Every line of the data needs to be returned exactly.

_DATA FOR THE TASK_.
────────────────────────────────────────

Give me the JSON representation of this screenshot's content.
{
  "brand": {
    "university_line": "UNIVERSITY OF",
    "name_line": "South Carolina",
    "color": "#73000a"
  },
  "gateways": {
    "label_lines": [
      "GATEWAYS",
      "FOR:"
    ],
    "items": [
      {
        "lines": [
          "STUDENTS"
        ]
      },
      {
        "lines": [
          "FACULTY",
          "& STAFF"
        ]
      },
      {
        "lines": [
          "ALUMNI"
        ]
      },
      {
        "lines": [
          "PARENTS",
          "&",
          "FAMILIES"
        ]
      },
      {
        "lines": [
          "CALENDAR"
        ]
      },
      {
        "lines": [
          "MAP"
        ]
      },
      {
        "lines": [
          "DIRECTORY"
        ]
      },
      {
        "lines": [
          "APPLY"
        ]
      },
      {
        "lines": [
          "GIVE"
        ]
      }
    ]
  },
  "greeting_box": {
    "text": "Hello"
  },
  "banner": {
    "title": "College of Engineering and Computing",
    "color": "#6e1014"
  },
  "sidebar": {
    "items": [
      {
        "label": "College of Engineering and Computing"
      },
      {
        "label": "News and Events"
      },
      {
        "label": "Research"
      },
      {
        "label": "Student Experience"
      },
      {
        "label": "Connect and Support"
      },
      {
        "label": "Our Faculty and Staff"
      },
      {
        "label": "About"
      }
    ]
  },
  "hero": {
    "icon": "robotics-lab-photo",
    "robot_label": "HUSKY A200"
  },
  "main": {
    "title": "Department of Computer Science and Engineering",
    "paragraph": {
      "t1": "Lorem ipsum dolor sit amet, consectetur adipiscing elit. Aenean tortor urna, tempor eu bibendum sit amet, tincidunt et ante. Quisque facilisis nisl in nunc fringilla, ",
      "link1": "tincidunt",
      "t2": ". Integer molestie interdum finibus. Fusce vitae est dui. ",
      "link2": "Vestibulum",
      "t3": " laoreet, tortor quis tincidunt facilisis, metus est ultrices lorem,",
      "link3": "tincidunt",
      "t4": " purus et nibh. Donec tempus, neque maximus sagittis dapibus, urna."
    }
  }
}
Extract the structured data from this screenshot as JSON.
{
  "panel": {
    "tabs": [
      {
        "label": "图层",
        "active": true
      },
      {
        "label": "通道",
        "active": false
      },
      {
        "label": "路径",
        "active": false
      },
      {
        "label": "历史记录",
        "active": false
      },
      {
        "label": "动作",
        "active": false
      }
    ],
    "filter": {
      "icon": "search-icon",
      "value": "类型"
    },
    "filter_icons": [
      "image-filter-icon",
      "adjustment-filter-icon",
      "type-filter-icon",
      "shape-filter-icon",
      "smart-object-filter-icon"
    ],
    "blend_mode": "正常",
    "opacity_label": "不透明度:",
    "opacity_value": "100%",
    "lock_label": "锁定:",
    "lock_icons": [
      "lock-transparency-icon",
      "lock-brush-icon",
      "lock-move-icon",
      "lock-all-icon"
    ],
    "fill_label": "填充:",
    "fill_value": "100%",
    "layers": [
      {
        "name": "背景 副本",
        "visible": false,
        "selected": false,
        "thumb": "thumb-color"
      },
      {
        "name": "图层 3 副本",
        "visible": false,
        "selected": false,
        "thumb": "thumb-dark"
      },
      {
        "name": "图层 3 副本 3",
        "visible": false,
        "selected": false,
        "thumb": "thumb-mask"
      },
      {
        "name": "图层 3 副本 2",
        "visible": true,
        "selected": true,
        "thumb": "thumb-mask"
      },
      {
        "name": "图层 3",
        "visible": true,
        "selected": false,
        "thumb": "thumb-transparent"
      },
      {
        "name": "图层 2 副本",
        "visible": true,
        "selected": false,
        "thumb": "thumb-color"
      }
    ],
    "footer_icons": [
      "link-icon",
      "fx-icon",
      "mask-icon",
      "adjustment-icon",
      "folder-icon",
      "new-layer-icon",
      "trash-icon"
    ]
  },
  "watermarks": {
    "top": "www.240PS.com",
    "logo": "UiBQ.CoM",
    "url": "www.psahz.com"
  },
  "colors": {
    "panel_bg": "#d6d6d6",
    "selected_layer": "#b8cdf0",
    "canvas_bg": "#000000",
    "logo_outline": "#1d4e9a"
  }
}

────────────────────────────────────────

_TASK ANSWER_.
Give me the JSON representation of this screenshot's content.
{
  "brand": {
    "university_line": "UNIVERSITY OF",
    "name_line": "South Carolina",
    "color": "#73000a"
  },
  "gateways": {
    "label_lines": [
      "GATEWAYS",
      "FOR:"
    ],
    "items": [
      {
        "lines": [
          "STUDENTS"
        ]
      },
      {
        "lines": [
          "FACULTY",
          "& STAFF"
        ]
      },
      {
        "lines": [
          "ALUMNI"
        ]
      },
      {
        "lines": [
          "PARENTS",
          "&",
          "FAMILIES"
        ]
      },
      {
        "lines": [
          "CALENDAR"
        ]
      },
      {
        "lines": [
          "MAP"
        ]
      },
      {
        "lines": [
          "DIRECTORY"
        ]
      },
      {
        "lines": [
          "APPLY"
        ]
      },
      {
        "lines": [
          "GIVE"
        ]
      }
    ]
  },
  "greeting_box": {
    "text": "Hello"
  },
  "banner": {
    "title": "College of Engineering and Computing",
    "color": "#6e1014"
  },
  "sidebar": {
    "items": [
      {
        "label": "College of Engineering and Computing"
      },
      {
        "label": "News and Events"
      },
      {
        "label": "Research"
      },
      {
        "label": "Student Experience"
      },
      {
        "label": "Connect and Support"
      },
      {
        "label": "Our Faculty and Staff"
      },
      {
        "label": "About"
      }
    ]
  },
  "hero": {
    "icon": "robotics-lab-photo",
    "robot_label": "HUSKY A200"
  },
  "main": {
    "title": "Department of Computer Science and Engineering",
    "paragraph": {
      "t1": "Lorem ipsum dolor sit amet, consectetur adipiscing elit. Aenean tortor urna, tempor eu bibendum sit amet, tincidunt et ante. Quisque facilisis nisl in nunc fringilla, ",
      "link1": "tincidunt",
      "t2": ". Integer molestie interdum finibus. Fusce vitae est dui. ",
      "link2": "Vestibulum",
      "t3": " laoreet, tortor quis tincidunt facilisis, metus est ultrices lorem,",
      "link3": "tincidunt",
      "t4": " purus et nibh. Donec tempus, neque maximus sagittis dapibus, urna."
    }
  }
}
Extract the structured data from this screenshot as JSON.
{
  "panel": {
    "tabs": [
      {
        "label": "图层",
        "active": true
      },
      {
        "label": "通道",
        "active": false
      },
      {
        "label": "路径",
        "active": false
      },
      {
        "label": "历史记录",
        "active": false
      },
      {
        "label": "动作",
        "active": false
      }
    ],
    "filter": {
      "icon": "search-icon",
      "value": "类型"
    },
    "filter_icons": [
      "image-filter-icon",
      "adjustment-filter-icon",
      "type-filter-icon",
      "shape-filter-icon",
      "smart-object-filter-icon"
    ],
    "blend_mode": "正常",
    "opacity_label": "不透明度:",
    "opacity_value": "100%",
    "lock_label": "锁定:",
    "lock_icons": [
      "lock-transparency-icon",
      "lock-brush-icon",
      "lock-move-icon",
      "lock-all-icon"
    ],
    "fill_label": "填充:",
    "fill_value": "100%",
    "layers": [
      {
        "name": "背景 副本",
        "visible": false,
        "selected": false,
        "thumb": "thumb-color"
      },
      {
        "name": "图层 3 副本",
        "visible": false,
        "selected": false,
        "thumb": "thumb-dark"
      },
      {
        "name": "图层 3 副本 3",
        "visible": false,
        "selected": false,
        "thumb": "thumb-mask"
      },
      {
        "name": "图层 3 副本 2",
        "visible": true,
        "selected": true,
        "thumb": "thumb-mask"
      },
      {
        "name": "图层 3",
        "visible": true,
        "selected": false,
        "thumb": "thumb-transparent"
      },
      {
        "name": "图层 2 副本",
        "visible": true,
        "selected": false,
        "thumb": "thumb-color"
      }
    ],
    "footer_icons": [
      "link-icon",
      "fx-icon",
      "mask-icon",
      "adjustment-icon",
      "folder-icon",
      "new-layer-icon",
      "trash-icon"
    ]
  },
  "watermarks": {
    "top": "www.240PS.com",
    "logo": "UiBQ.CoM",
    "url": "www.psahz.com"
  },
  "colors": {
    "panel_bg": "#d6d6d6",
    "selected_layer": "#b8cdf0",
    "canvas_bg": "#000000",
    "logo_outline": "#1d4e9a"
  }
}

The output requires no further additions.